  4. ^ "Archived copy" (PDF). Archived from the original (PDF) on 19 September 2015. Retrieved 2 July 2015.CS1 maint: archived copy as title (link)
  5. ^ "Preston Hall". CANMORE. RCAHMS. Retrieved 16 June 2010.
  6. ^ "Prestonhall". Wolsey Lodges. Archived from the original on 9 May 2008. Retrieved 15 June 2010.
  7. ^ Colvin, Howard. A Biographical Dictionary of British Architects 1600–1840.
  8. ^ a b Historic Environment Scotland. "PRESTON HALL POLICIES, NORTH GATE  (Category A Listed Building) (LB745)". Retrieved 1 March 2019.
  9. ^ a b Historic Environment Scotland. "PRESTON HALL POLICIES, THE TEMPLE  (Category A Listed Building) (LB779)". Retrieved 1 March 2019.
  10. ^ a b Historic Environment Scotland. "PRESTON HALL POLICIES, THE LIONS GATE  (Category A Listed Building) (LB746)". Retrieved 1 March 2019.
  11. ^ a b Historic Environment Scotland. "PRESTON HALL POLICIES, WALLED GARDEN INCLUDING SHEDS, GAZEBOS, GLASS HOUSES, SUNDIAL AND GARDENER'S HOUSE  (Category A Listed Building) (LB777)". Retrieved 1 March 2019.
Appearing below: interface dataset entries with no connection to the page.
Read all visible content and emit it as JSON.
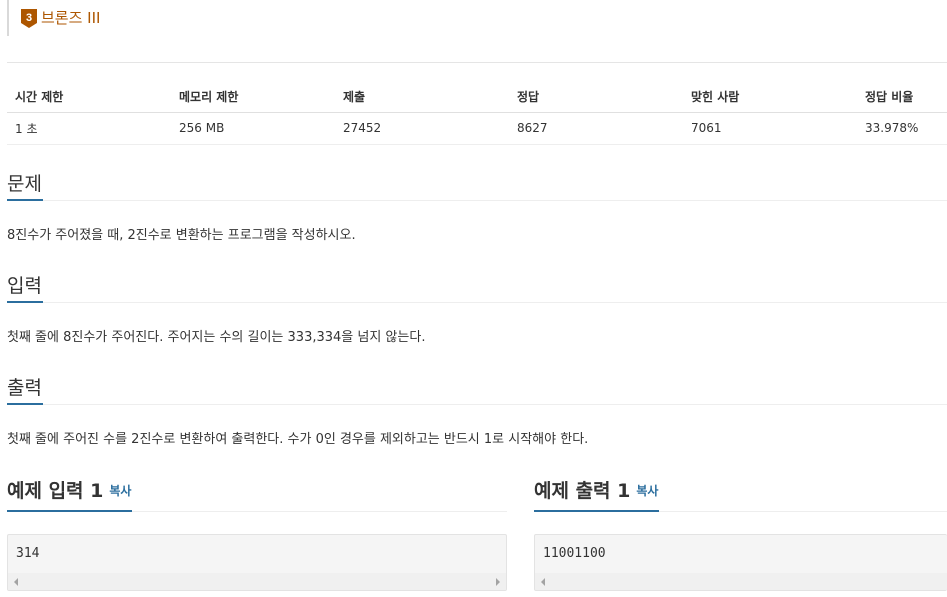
{
  "tier": {
    "badge_number": "3",
    "label": "브론즈 III",
    "color": "#ad5600"
  },
  "stats": {
    "headers": [
      "시간 제한",
      "메모리 제한",
      "제출",
      "정답",
      "맞힌 사람",
      "정답 비율"
    ],
    "values": [
      "1 초",
      "256 MB",
      "27452",
      "8627",
      "7061",
      "33.978%"
    ]
  },
  "problem": {
    "title": "문제",
    "body": "8진수가 주어졌을 때, 2진수로 변환하는 프로그램을 작성하시오."
  },
  "input": {
    "title": "입력",
    "body": "첫째 줄에 8진수가 주어진다. 주어지는 수의 길이는 333,334을 넘지 않는다."
  },
  "output": {
    "title": "출력",
    "body": "첫째 줄에 주어진 수를 2진수로 변환하여 출력한다. 수가 0인 경우를 제외하고는 반드시 1로 시작해야 한다."
  },
  "sample_input": {
    "title": "예제 입력 1",
    "copy_label": "복사",
    "content": "314"
  },
  "sample_output": {
    "title": "예제 출력 1",
    "copy_label": "복사",
    "content": "11001100"
  },
  "colors": {
    "accent": "#2b6e9e",
    "tier": "#ad5600"
  }
}
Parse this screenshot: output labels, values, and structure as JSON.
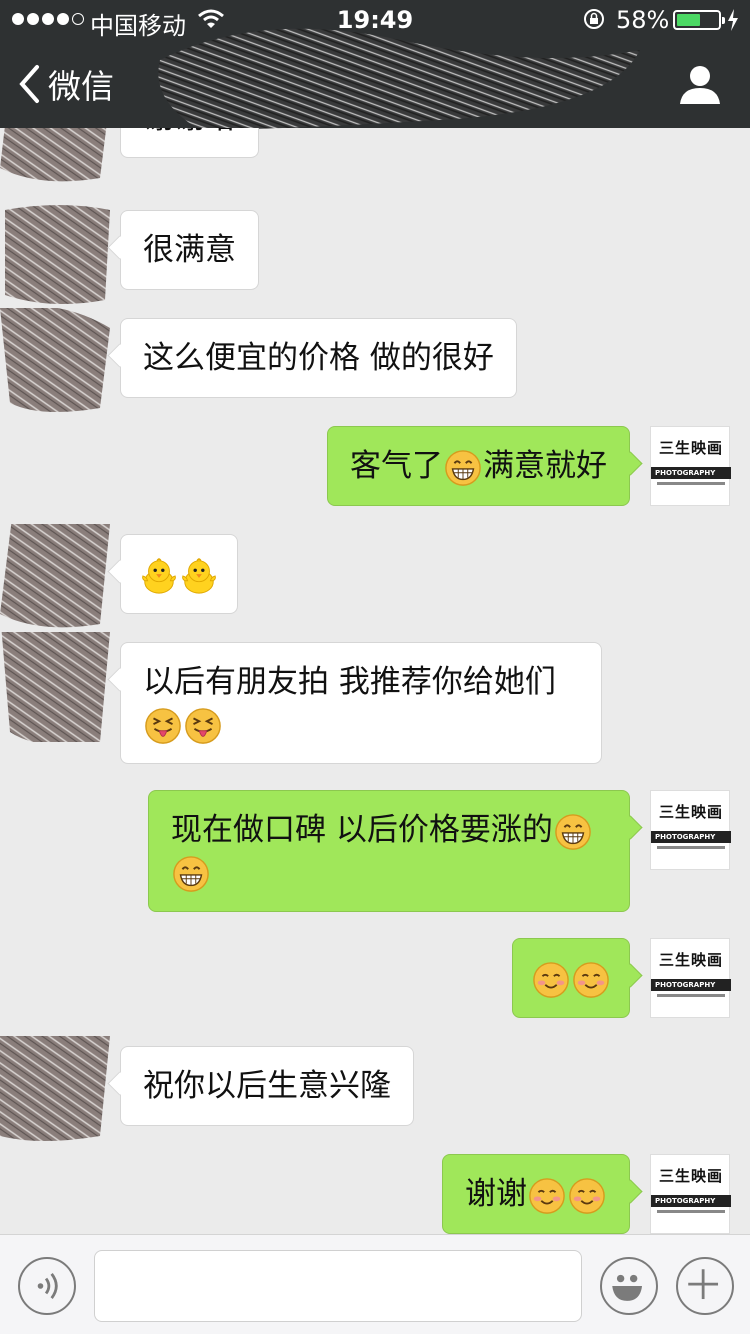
{
  "status": {
    "carrier": "中国移动",
    "time": "19:49",
    "battery_pct": "58%",
    "battery_level": 0.58
  },
  "nav": {
    "back_label": "微信"
  },
  "colors": {
    "nav_bg": "#2e3132",
    "chat_bg": "#ebebeb",
    "bubble_sent": "#a0e75a",
    "bubble_received": "#ffffff"
  },
  "contact_avatar": {
    "logo_title": "三生映画",
    "logo_band": "PHOTOGRAPHY"
  },
  "messages": [
    {
      "side": "left",
      "text": "谢谢哈",
      "emojis": []
    },
    {
      "side": "left",
      "text": "很满意",
      "emojis": []
    },
    {
      "side": "left",
      "text": "这么便宜的价格 做的很好",
      "emojis": []
    },
    {
      "side": "right",
      "text": "客气了",
      "emojis": [
        "grin-icon"
      ],
      "text_after": "满意就好"
    },
    {
      "side": "left",
      "text": "",
      "emojis": [
        "chick-icon",
        "chick-icon"
      ]
    },
    {
      "side": "left",
      "text": " 以后有朋友拍 我推荐你给她们",
      "emojis": [
        "tongue-out-icon",
        "tongue-out-icon"
      ]
    },
    {
      "side": "right",
      "text": "现在做口碑 以后价格要涨的",
      "emojis": [
        "grin-icon",
        "grin-icon"
      ]
    },
    {
      "side": "right",
      "text": "",
      "emojis": [
        "smile-blush-icon",
        "smile-blush-icon"
      ]
    },
    {
      "side": "left",
      "text": " 祝你以后生意兴隆",
      "emojis": []
    },
    {
      "side": "right",
      "text": "谢谢",
      "emojis": [
        "smile-blush-icon",
        "smile-blush-icon"
      ]
    }
  ]
}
  12. ^ Historic Environment Scotland. "PRESTON HALL POLICIES, STABLES INCLUDING KENNELS, PIGGERY, PHEASANTRY AND COTTAGES  (Category A Listed Building) (LB113)". Retrieved 1 March 2019.